"I was expecting a really tough match--he's a really big hitter--but my coach says that sometimes when you expect it to be tough, it's an easy job," he said quoting Clemson coach Chuck Kreise.
In the crucial ninth game, the third seed double-faulted to hand Reix the break, and then failed to apply any pressure when Reix was facing the always difficult task of serving out the match. Instead, D'Agord's unforced errors led to Reix holding at love to become the first Clemson player in 20 years to reach the quarterfinals.
His opponent will be Stanford's KC Corkery, who also downed a seed, taking out No. 7 Arnau Brugues of Tulsa 4-6, 6-2, 6-3. The unseeded Corkery got off to a fast start, leading 4-1 before losing the next five games, but in the second and third sets his serving improved and he controlled the net when Brugues didn't hit with depth.

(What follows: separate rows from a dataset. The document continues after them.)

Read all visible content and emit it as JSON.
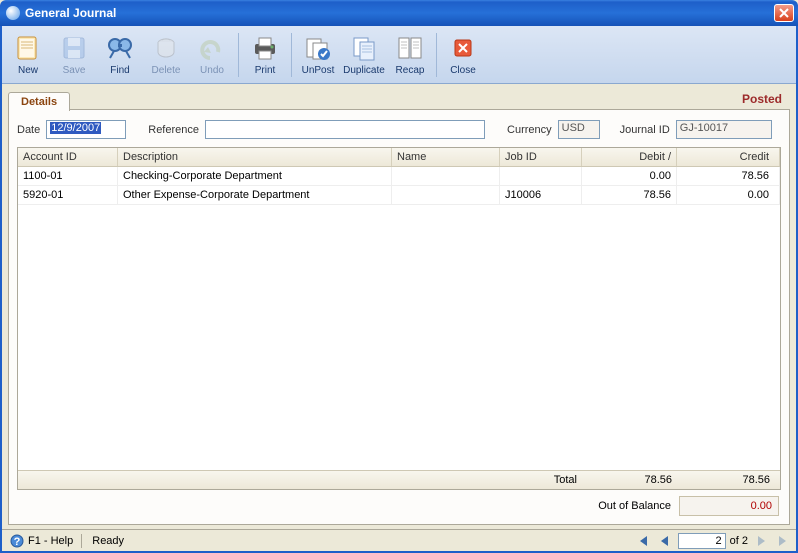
{
  "window": {
    "title": "General Journal"
  },
  "toolbar": {
    "new": "New",
    "save": "Save",
    "find": "Find",
    "delete": "Delete",
    "undo": "Undo",
    "print": "Print",
    "unpost": "UnPost",
    "duplicate": "Duplicate",
    "recap": "Recap",
    "close": "Close"
  },
  "tabs": {
    "details": "Details",
    "status": "Posted"
  },
  "form": {
    "date_label": "Date",
    "date_value": "12/9/2007",
    "reference_label": "Reference",
    "reference_value": "",
    "currency_label": "Currency",
    "currency_value": "USD",
    "journal_id_label": "Journal ID",
    "journal_id_value": "GJ-10017"
  },
  "grid": {
    "headers": {
      "account_id": "Account ID",
      "description": "Description",
      "name": "Name",
      "job_id": "Job ID",
      "debit": "Debit /",
      "credit": "Credit"
    },
    "rows": [
      {
        "account_id": "1100-01",
        "description": "Checking-Corporate Department",
        "name": "",
        "job_id": "",
        "debit": "0.00",
        "credit": "78.56"
      },
      {
        "account_id": "5920-01",
        "description": "Other Expense-Corporate Department",
        "name": "",
        "job_id": "J10006",
        "debit": "78.56",
        "credit": "0.00"
      }
    ],
    "total_label": "Total",
    "total_debit": "78.56",
    "total_credit": "78.56"
  },
  "out_of_balance": {
    "label": "Out of Balance",
    "value": "0.00"
  },
  "statusbar": {
    "help": "F1 - Help",
    "ready": "Ready",
    "page": "2",
    "of": "of  2"
  }
}
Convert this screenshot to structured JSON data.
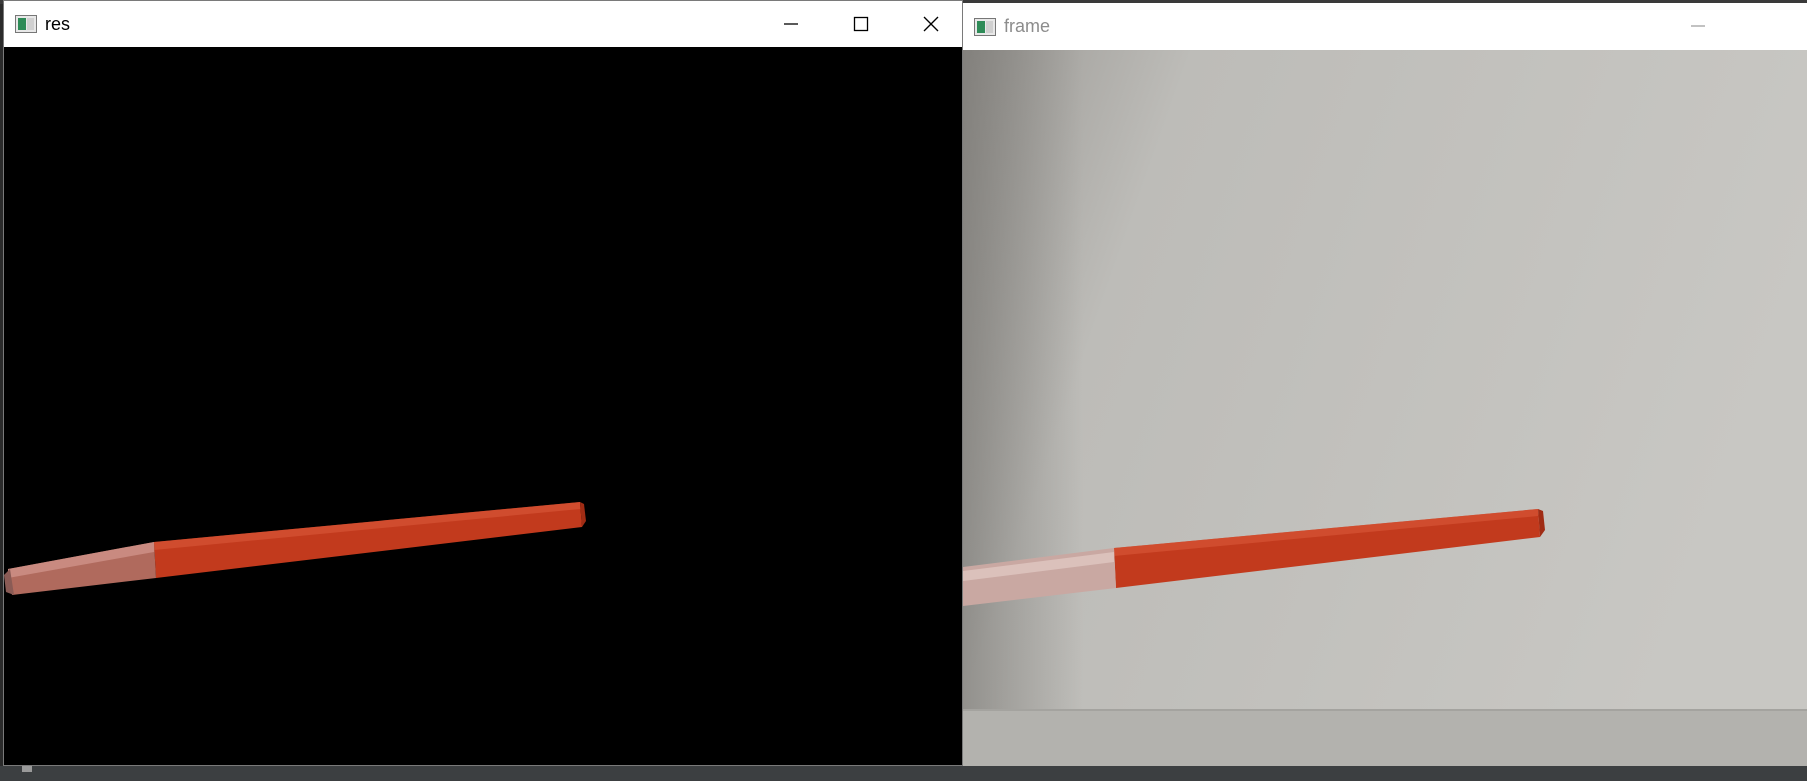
{
  "windows": {
    "res": {
      "title": "res",
      "icon": "opencv-window-icon",
      "buttons": {
        "minimize": "minimize-icon",
        "maximize": "maximize-icon",
        "close": "close-icon"
      }
    },
    "frame": {
      "title": "frame",
      "icon": "opencv-window-icon",
      "buttons": {
        "minimize": "minimize-icon"
      }
    }
  },
  "colors": {
    "mask_background": "#000000",
    "pen_red": "#c23a1d",
    "wall_gray": "#bdbcb8",
    "titlebar": "#ffffff"
  }
}
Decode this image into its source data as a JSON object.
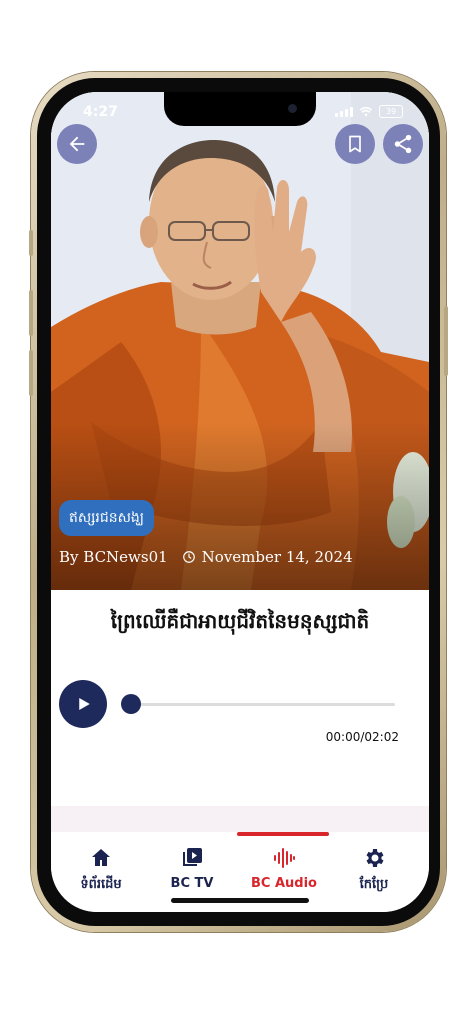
{
  "status_bar": {
    "time": "4:27",
    "battery": "39"
  },
  "article": {
    "category": "ឥស្សរជនសង្ឃ",
    "author": "By BCNews01",
    "date": "November 14, 2024",
    "title": "ព្រៃឈើគឺជាអាយុជីវិតនៃមនុស្សជាតិ"
  },
  "player": {
    "time_display": "00:00/02:02",
    "progress": 0.0
  },
  "nav": {
    "items": [
      {
        "label": "ទំព័រដើម",
        "icon": "home-icon"
      },
      {
        "label": "BC TV",
        "icon": "video-library-icon"
      },
      {
        "label": "BC Audio",
        "icon": "audio-wave-icon"
      },
      {
        "label": "កែប្រែ",
        "icon": "gear-icon"
      }
    ],
    "active_index": 2
  },
  "colors": {
    "accent": "#d9262d",
    "navy": "#1f2a5c",
    "tag": "#2f6fbd",
    "circle_button": "#7c81b8"
  }
}
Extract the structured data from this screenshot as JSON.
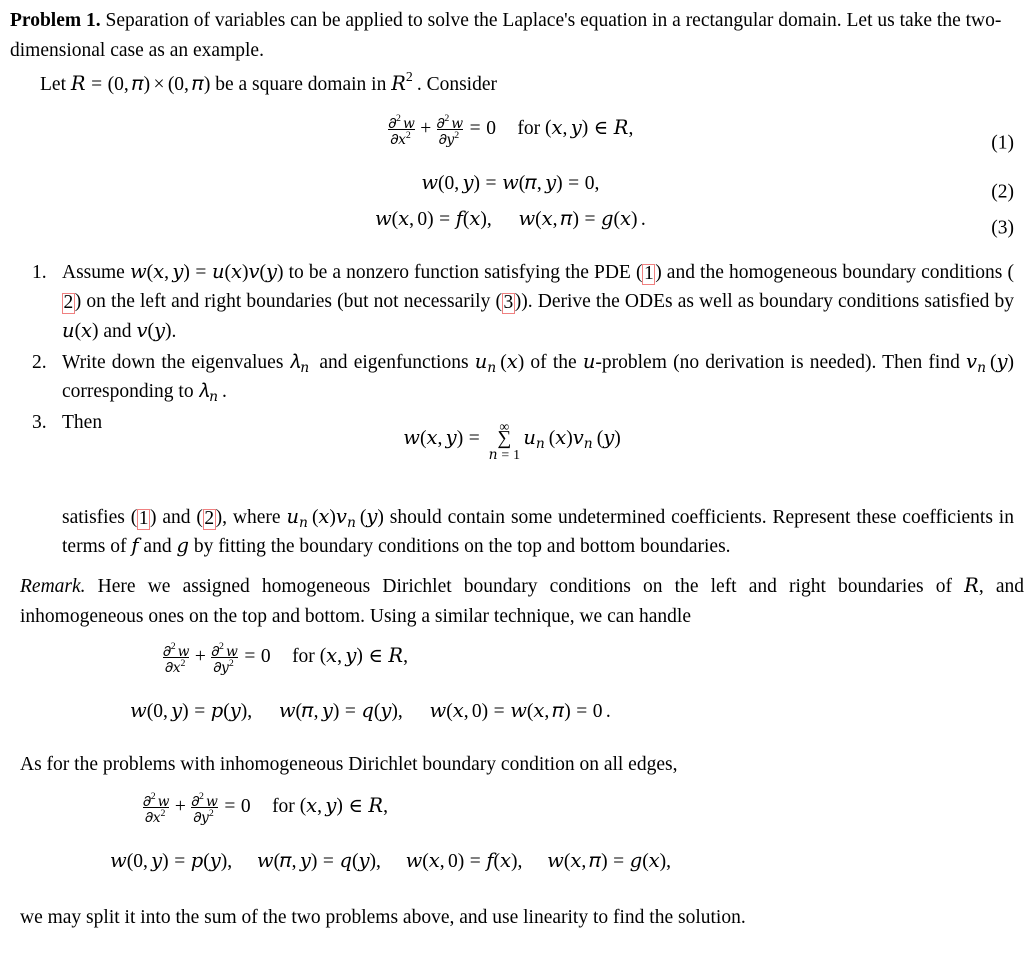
{
  "document": {
    "problem_label": "Problem 1.",
    "intro_text": " Separation of variables can be applied to solve the Laplace's equation in a rectangular domain. Let us take the two-dimensional case as an example.",
    "domain_line_prefix": "Let ",
    "domain_line_math": "R = (0, π) × (0, π)",
    "domain_line_middle": " be a square domain in ",
    "domain_line_math2": "ℝ²",
    "domain_line_suffix": ". Consider"
  },
  "equations_main": [
    {
      "number": "(1)",
      "latex": "∂²w/∂x² + ∂²w/∂y² = 0   for (x, y) ∈ R,",
      "for_text": "for"
    },
    {
      "number": "(2)",
      "latex": "w(0, y) = w(π, y) = 0,"
    },
    {
      "number": "(3)",
      "latex": "w(x, 0) = f(x),   w(x, π) = g(x)."
    }
  ],
  "list_items": [
    {
      "marker": "1.",
      "seg1": "Assume ",
      "math1": "w(x, y) = u(x)v(y)",
      "seg2": " to be a nonzero function satisfying the PDE (",
      "ref1": "1",
      "seg3": ") and the homogeneous boundary conditions (",
      "ref2": "2",
      "seg4": ") on the left and right boundaries (but not necessarily (",
      "ref3": "3",
      "seg5": ")). Derive the ODEs as well as boundary conditions satisfied by ",
      "math2": "u(x)",
      "seg6": " and ",
      "math3": "v(y)",
      "seg7": "."
    },
    {
      "marker": "2.",
      "seg1": "Write down the eigenvalues ",
      "math1": "λₙ",
      "seg2": " and eigenfunctions ",
      "math2": "uₙ(x)",
      "seg3": " of the ",
      "math3": "u",
      "seg4": "-problem (no derivation is needed). Then find ",
      "math4": "vₙ(y)",
      "seg5": " corresponding to ",
      "math5": "λₙ",
      "seg6": "."
    },
    {
      "marker": "3.",
      "seg1": "Then"
    }
  ],
  "sum_equation": {
    "latex": "w(x, y) = Σ_{n=1}^{∞} uₙ(x)vₙ(y)",
    "upper_limit": "∞",
    "lower_limit": "n=1"
  },
  "satisfies_paragraph": {
    "seg1": "satisfies (",
    "ref1": "1",
    "seg2": ") and (",
    "ref2": "2",
    "seg3": "), where ",
    "math1": "uₙ(x)vₙ(y)",
    "seg4": " should contain some undetermined coefficients. Represent these coefficients in terms of ",
    "math2": "f",
    "seg5": " and ",
    "math3": "g",
    "seg6": " by fitting the boundary conditions on the top and bottom boundaries."
  },
  "remark_paragraph": {
    "label": "Remark.",
    "seg1": " Here we assigned homogeneous Dirichlet boundary conditions on the left and right boundaries of ",
    "math1": "R",
    "seg2": ", and inhomogeneous ones on the top and bottom. Using a similar technique, we can handle"
  },
  "equations_remark": [
    {
      "latex": "∂²w/∂x² + ∂²w/∂y² = 0   for (x, y) ∈ R,"
    },
    {
      "latex": "w(0, y) = p(y),   w(π, y) = q(y),   w(x, 0) = w(x, π) = 0."
    }
  ],
  "asfor_paragraph": {
    "text": "As for the problems with inhomogeneous Dirichlet boundary condition on all edges,"
  },
  "equations_final": [
    {
      "latex": "∂²w/∂x² + ∂²w/∂y² = 0   for (x, y) ∈ R,"
    },
    {
      "latex": "w(0, y) = p(y),   w(π, y) = q(y),   w(x, 0) = f(x),   w(x, π) = g(x),"
    }
  ],
  "closing_paragraph": {
    "text": "we may split it into the sum of the two problems above, and use linearity to find the solution."
  },
  "colors": {
    "text": "#000000",
    "link_box_border": "#f08080",
    "background": "#ffffff"
  },
  "labels": {
    "for": "for"
  }
}
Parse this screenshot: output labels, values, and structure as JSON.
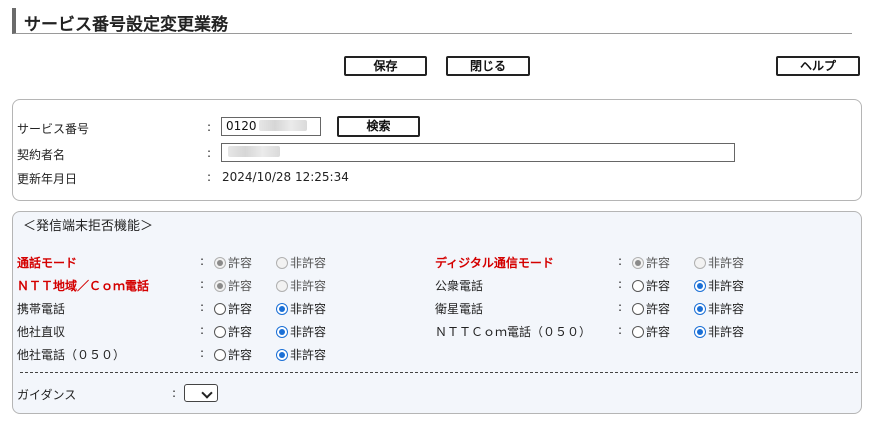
{
  "page": {
    "title": "サービス番号設定変更業務"
  },
  "toolbar": {
    "save": "保存",
    "close": "閉じる",
    "help": "ヘルプ"
  },
  "info": {
    "service_no_label": "サービス番号",
    "service_no_value": "0120",
    "search_button": "検索",
    "contractor_label": "契約者名",
    "contractor_value": "",
    "updated_label": "更新年月日",
    "updated_value": "2024/10/28 12:25:34",
    "colon": ":"
  },
  "section": {
    "title": "＜発信端末拒否機能＞",
    "allow": "許容",
    "deny": "非許容",
    "left_rows": [
      {
        "label": "通話モード",
        "red": true,
        "selected": "allow",
        "disabled": true
      },
      {
        "label": "ＮＴＴ地域／Ｃｏｍ電話",
        "red": true,
        "selected": "allow",
        "disabled": true
      },
      {
        "label": "携帯電話",
        "red": false,
        "selected": "deny",
        "disabled": false
      },
      {
        "label": "他社直収",
        "red": false,
        "selected": "deny",
        "disabled": false
      },
      {
        "label": "他社電話（０５０）",
        "red": false,
        "selected": "deny",
        "disabled": false
      }
    ],
    "right_rows": [
      {
        "label": "ディジタル通信モード",
        "red": true,
        "selected": "allow",
        "disabled": true
      },
      {
        "label": "公衆電話",
        "red": false,
        "selected": "deny",
        "disabled": false
      },
      {
        "label": "衛星電話",
        "red": false,
        "selected": "deny",
        "disabled": false
      },
      {
        "label": "ＮＴＴＣｏｍ電話（０５０）",
        "red": false,
        "selected": "deny",
        "disabled": false
      }
    ],
    "guidance_label": "ガイダンス",
    "guidance_value": ""
  }
}
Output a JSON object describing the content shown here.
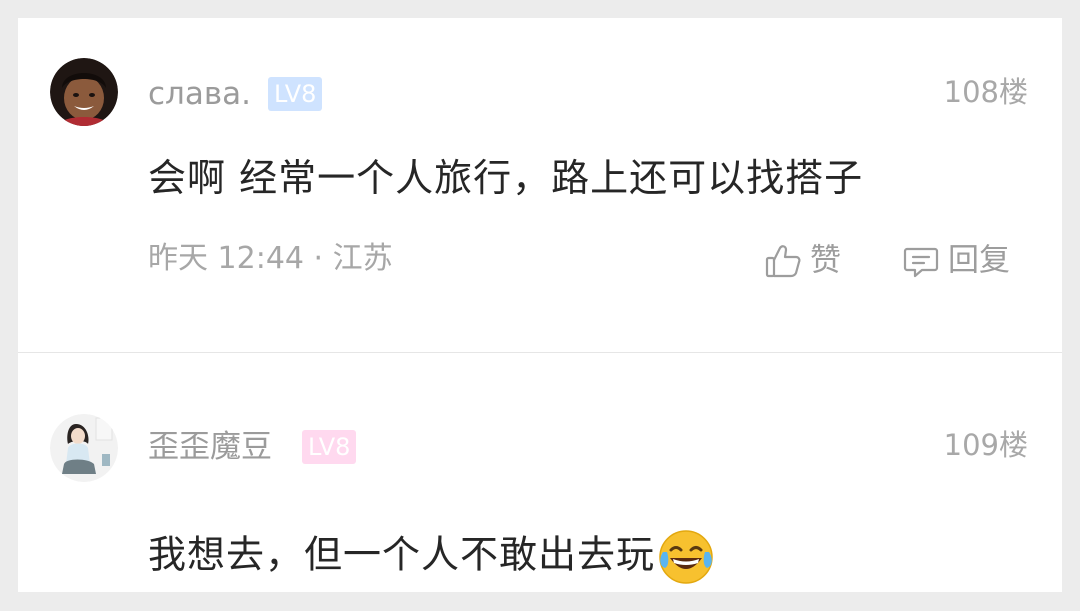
{
  "comments": [
    {
      "username": "слава.",
      "level": "LV8",
      "floor": "108楼",
      "text": "会啊  经常一个人旅行，路上还可以找搭子",
      "meta": "昨天 12:44 · 江苏",
      "actions": {
        "like_label": "赞",
        "reply_label": "回复"
      },
      "badge_color": "#cfe3ff"
    },
    {
      "username": "歪歪魔豆",
      "level": "LV8",
      "floor": "109楼",
      "text": "我想去，但一个人不敢出去玩",
      "badge_color": "#ffd9ef"
    }
  ],
  "icons": {
    "like": "thumbs-up-icon",
    "reply": "reply-bubble-icon",
    "emoji": "tears-of-joy-emoji"
  }
}
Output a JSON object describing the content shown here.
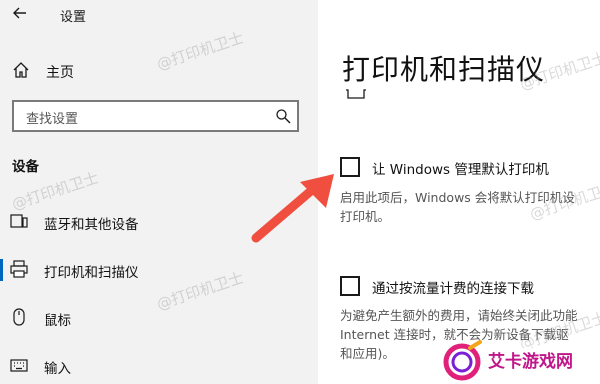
{
  "app": {
    "title": "设置"
  },
  "sidebar": {
    "home_label": "主页",
    "search_placeholder": "查找设置",
    "section_title": "设备",
    "items": [
      {
        "label": "蓝牙和其他设备",
        "icon": "bluetooth-devices-icon"
      },
      {
        "label": "打印机和扫描仪",
        "icon": "printer-icon",
        "active": true
      },
      {
        "label": "鼠标",
        "icon": "mouse-icon"
      },
      {
        "label": "输入",
        "icon": "keyboard-icon"
      }
    ]
  },
  "main": {
    "title": "打印机和扫描仪",
    "options": [
      {
        "label": "让 Windows 管理默认打印机",
        "checked": false,
        "description_lines": [
          "启用此项后，Windows 会将默认打印机设",
          "打印机。"
        ]
      },
      {
        "label": "通过按流量计费的连接下载",
        "checked": false,
        "description_lines": [
          "为避免产生额外的费用，请始终关闭此功能",
          "Internet 连接时，就不会为新设备下载驱",
          "和应用)。"
        ]
      }
    ]
  },
  "watermark_text": "@打印机卫士",
  "brand_logo_text": "艾卡游戏网",
  "colors": {
    "accent": "#0067c0",
    "arrow": "#f04e3e",
    "sidebar_bg": "#f2f2f2"
  }
}
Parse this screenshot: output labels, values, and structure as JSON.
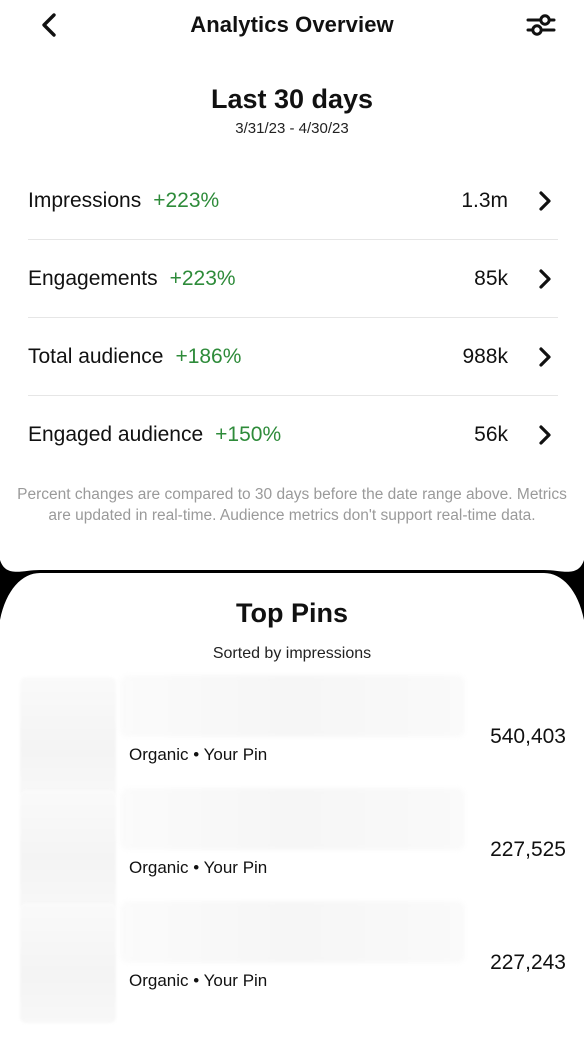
{
  "header": {
    "title": "Analytics Overview",
    "back_icon": "chevron-left-icon",
    "filter_icon": "sliders-icon"
  },
  "range": {
    "title": "Last 30 days",
    "dates": "3/31/23 - 4/30/23"
  },
  "metrics": [
    {
      "name": "Impressions",
      "change": "+223%",
      "value": "1.3m"
    },
    {
      "name": "Engagements",
      "change": "+223%",
      "value": "85k"
    },
    {
      "name": "Total audience",
      "change": "+186%",
      "value": "988k"
    },
    {
      "name": "Engaged audience",
      "change": "+150%",
      "value": "56k"
    }
  ],
  "footnote": "Percent changes are compared to 30 days before the date range above. Metrics are updated in real-time. Audience metrics don't support real-time data.",
  "top_pins": {
    "title": "Top Pins",
    "subtitle": "Sorted by impressions",
    "items": [
      {
        "source": "Organic • Your Pin",
        "impressions": "540,403"
      },
      {
        "source": "Organic • Your Pin",
        "impressions": "227,525"
      },
      {
        "source": "Organic • Your Pin",
        "impressions": "227,243"
      }
    ]
  },
  "colors": {
    "positive": "#2e8b3a",
    "text": "#111111",
    "muted": "#9a9a9a",
    "divider": "#e6e6e6"
  }
}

Somdev Devvarman of Virginia, a nine seed, took out fifth seed Ludovic Walter of Duke 6-2, 6-3 and will face Sheeva Parbhu of Notre Dame, a 6-3, 2-6, 6-3 winner over Roger Matalonga of Arizona. Devvarman is the only seeded player remaining in the lower half of the draw.
The doubles seeding has not held up any better, with only three seeded teams remaining among the final eight on the men's side. Pepperdine, at No. 2 and Illinois, at No. 3 are the favorites, although each had difficulty Friday. Andre Begemann and Scott Doerner of Pepperdine defeated last year's finalists Mark Growcott and Ken Skupski of LSU 7-6 (2), 7-6 (5), while Illinois' Anderson and Rowe had to come back from a break down in the third to beat Strahinja Bobusic and Colin Purcell of Georgia 6-4, 5-7, 6-4.
The top two seeds in the women's doubles advanced, with Alice Barnes of Stanford and Audra Cohen of Miami putting aside their disappointing singles losses earlier in the day to keep alive their dreams of a national title. Barnes and Anne Yelsey, the top seeds, once again dropped the first set, but came back to beat Helena Besovic and Ana Cetnik of Texas Christian 3-6, 6-3, 6-4. Cohen and partner Melissa Applebaum, seeded second, took out Maryland's Marianne Baker and Ramona But 6-3, 6-4.
For complete draws, see Stanford's website.